As Eddie Fisher once put it, by the time he was 33, "I had been married to America's sweetheart and America's femme fatale, and both marriages had ended in scandal.

"I'd been one of the most popular singers in America and had given up my career for love. I had fathered two children and adopted two children and rarely saw any of them. I was addicted to methamphetamines and I couldn't sleep at night without a huge dose of Librium."

And looking back over a tumultuous life that included his years with Debbie Reynolds and Elizabeth Taylor, he wrote in his 1999 memoir, "Been There, Done That," that he had learned one important lesson: "There were no rules for me. I could get away with anything so long as that sound came out of my throat."

Fisher, who died Wednesday at 82 at his home in Berkeley from complications of hip surgery, traveled one of the rockier roads in show business, one marked by well-documented personal and professional peaks and valleys.

But there was no denying the impact of "that sound" that came out of the darkly handsome young Philadelphia native's throat during his 1950s heyday.

"He had the biggest voice I ever heard," singer Andy Williams told The Times on Friday. "I used to do numbers with him and Bobby Darin on my show. He used to blast the hell out of us. His voice was so big, round and full."

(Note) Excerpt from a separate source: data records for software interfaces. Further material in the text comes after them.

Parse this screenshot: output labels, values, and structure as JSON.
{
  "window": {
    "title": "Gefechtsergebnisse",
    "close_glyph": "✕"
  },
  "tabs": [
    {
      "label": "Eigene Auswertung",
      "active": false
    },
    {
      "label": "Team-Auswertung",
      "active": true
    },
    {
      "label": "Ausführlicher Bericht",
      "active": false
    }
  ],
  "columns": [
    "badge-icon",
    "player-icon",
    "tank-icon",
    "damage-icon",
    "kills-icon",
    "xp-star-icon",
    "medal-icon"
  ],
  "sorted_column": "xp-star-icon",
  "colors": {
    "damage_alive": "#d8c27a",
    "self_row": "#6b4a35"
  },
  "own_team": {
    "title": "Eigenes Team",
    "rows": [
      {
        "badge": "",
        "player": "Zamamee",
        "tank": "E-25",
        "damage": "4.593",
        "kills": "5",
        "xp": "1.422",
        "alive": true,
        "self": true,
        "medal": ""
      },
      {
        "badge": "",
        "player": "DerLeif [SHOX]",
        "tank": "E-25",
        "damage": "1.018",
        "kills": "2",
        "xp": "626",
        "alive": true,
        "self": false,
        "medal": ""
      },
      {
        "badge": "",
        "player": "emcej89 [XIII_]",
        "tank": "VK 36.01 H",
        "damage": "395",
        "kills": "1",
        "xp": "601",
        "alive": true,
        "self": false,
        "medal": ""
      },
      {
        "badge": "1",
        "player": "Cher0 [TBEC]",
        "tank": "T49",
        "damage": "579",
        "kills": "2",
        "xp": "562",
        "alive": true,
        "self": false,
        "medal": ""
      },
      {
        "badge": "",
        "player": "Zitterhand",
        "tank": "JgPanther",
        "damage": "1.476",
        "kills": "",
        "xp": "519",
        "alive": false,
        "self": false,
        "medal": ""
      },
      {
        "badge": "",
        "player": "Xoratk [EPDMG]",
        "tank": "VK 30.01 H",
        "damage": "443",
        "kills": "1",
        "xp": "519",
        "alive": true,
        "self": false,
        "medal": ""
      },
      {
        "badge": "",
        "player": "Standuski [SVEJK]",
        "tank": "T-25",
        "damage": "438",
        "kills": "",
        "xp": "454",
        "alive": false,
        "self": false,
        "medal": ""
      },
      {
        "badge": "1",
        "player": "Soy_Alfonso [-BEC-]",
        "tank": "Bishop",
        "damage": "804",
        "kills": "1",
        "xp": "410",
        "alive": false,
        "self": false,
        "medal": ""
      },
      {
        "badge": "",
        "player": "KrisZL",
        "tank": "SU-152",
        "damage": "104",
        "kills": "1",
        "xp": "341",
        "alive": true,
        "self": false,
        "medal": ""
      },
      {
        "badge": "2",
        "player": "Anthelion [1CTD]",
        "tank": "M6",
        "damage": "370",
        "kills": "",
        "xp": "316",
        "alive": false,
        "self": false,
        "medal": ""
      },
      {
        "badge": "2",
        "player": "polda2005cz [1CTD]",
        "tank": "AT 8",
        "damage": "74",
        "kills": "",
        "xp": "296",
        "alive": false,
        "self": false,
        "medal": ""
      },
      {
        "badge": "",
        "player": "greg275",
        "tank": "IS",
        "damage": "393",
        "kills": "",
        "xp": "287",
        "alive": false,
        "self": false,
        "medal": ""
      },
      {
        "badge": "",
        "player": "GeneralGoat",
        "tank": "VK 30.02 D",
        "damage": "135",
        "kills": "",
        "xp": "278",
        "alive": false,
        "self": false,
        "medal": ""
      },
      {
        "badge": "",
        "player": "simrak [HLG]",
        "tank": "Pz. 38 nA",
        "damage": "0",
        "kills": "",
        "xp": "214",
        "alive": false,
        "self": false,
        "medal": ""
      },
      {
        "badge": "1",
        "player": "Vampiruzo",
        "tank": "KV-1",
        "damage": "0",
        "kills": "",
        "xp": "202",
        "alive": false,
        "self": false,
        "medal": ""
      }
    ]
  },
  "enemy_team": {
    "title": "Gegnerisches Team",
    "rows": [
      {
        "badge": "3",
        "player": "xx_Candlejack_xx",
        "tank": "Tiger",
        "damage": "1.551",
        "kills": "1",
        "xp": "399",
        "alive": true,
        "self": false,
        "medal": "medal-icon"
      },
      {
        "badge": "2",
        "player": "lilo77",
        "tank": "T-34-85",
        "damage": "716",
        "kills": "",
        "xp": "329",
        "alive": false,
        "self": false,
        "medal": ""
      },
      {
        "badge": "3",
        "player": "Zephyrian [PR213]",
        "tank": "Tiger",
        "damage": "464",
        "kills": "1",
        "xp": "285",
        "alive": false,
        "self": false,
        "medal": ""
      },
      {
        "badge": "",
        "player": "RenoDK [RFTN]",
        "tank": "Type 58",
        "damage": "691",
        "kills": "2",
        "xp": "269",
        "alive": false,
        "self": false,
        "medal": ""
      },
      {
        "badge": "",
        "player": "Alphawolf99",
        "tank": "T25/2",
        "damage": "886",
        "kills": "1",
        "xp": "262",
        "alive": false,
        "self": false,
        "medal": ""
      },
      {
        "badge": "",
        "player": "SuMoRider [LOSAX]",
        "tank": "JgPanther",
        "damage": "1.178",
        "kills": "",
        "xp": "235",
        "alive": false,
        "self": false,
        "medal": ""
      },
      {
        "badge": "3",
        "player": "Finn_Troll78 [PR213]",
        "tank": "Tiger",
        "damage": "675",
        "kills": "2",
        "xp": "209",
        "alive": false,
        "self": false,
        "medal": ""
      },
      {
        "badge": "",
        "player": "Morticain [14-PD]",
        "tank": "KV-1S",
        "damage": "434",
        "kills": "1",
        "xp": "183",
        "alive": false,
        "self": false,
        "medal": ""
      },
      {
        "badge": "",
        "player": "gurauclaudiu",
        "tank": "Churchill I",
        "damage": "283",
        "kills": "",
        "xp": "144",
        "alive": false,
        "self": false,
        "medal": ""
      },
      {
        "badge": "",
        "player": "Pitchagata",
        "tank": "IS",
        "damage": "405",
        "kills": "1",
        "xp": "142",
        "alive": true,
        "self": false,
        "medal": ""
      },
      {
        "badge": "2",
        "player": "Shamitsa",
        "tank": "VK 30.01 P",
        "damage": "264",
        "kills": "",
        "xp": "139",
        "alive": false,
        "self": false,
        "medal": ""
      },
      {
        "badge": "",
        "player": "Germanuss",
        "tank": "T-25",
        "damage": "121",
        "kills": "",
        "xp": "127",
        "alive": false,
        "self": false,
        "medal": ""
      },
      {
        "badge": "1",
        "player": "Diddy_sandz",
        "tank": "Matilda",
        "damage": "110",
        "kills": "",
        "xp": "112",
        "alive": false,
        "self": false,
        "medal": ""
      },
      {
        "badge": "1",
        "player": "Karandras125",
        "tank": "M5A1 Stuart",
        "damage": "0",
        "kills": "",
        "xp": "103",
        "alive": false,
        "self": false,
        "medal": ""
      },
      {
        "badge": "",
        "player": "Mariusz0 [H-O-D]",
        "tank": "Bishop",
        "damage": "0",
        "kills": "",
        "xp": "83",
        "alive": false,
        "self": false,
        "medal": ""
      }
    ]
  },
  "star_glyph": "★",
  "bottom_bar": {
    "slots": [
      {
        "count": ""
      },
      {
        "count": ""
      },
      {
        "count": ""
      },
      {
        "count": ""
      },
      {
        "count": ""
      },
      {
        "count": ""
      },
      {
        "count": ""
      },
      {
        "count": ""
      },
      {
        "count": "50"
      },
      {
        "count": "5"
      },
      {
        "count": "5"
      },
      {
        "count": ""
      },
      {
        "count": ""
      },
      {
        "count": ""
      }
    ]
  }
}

Beginning with his first hit, "Thinking of You," in 1950, Fisher became one of America's most popular recording artists, a singer whose looks and voice made bobby-soxers swoon and spurred the creation of fan club chapters around the world.

During much of the '50s, Fisher had a long string of Top 10 — and No. 1 — hits, including "Any Time," "Tell Me Why," "I'm Walking Behind You," "I Need You Now" and "Oh! My Pa-Pa."

He also headlined nightclubs, made TV guest appearances and starred in his own popular 15-minute TV music show, "Coke Time With Eddie Fisher," from 1953 to '57. That was followed by "The Eddie Fisher Show," an hour-long music-variety program that aired from 1957 to '59.

But in the end, Fisher told the Miami Herald in 1999, "it isn't the music that people remember most about me. It's the women."

His 1955 marriage to Reynolds, Hollywood's girl next door, was greeted with headlines such as "America's Sweethearts Tie Knot." The marriage produced two children, Carrie and Todd.

But Fisher outraged fans when he left Reynolds for Taylor after Taylor's husband and Fisher's best friend, film producer Michael Todd, was killed in a plane crash in 1958. Fisher and Taylor were married the next year.

But then Taylor fell in love with Richard Burton during the filming of "Cleopatra," which generated another round of international headlines and caused Fisher to check into a New York City hospital with a reported nervous breakdown in 1962 after returning from Rome, where his wife was making the movie. The Fisher-Taylor divorce became final in 1964.

"This was an era when the movie magazines were going full force, and the coverage" of Fisher's romantic entanglements "saturated popular culture to the max, for years on end," recalled film reviewer Kevin Thomas, a former Times staff writer.

Fisher, Thomas said, "was the real loser in all of this. He got heaps of scorn for deserting Debbie. In the magazines, she was the sweet girl next door who had been cast aside for the legendary temptress."

Fisher's 1967 marriage to actress and singer Connie Stevens, with whom he had two daughters, Joely and Trisha Leigh, ended in divorce in 1969. He was married to Terry Richard, a former beauty queen, from 1975 to '76.

Fisher's fifth wife, Betty Lin, a Chinese-born businesswoman whom he married in 1993, died in 2001.

Although Fisher co-starred with Reynolds in the 1956 comedy "Bundle of Joy" and co-starred with Taylor in "BUtterfield 8," the 1960 drama for which Taylor won an Oscar, he never developed his own film career.

With the impact of rock 'n' roll, Fisher's record sales began to decline in the late '50s.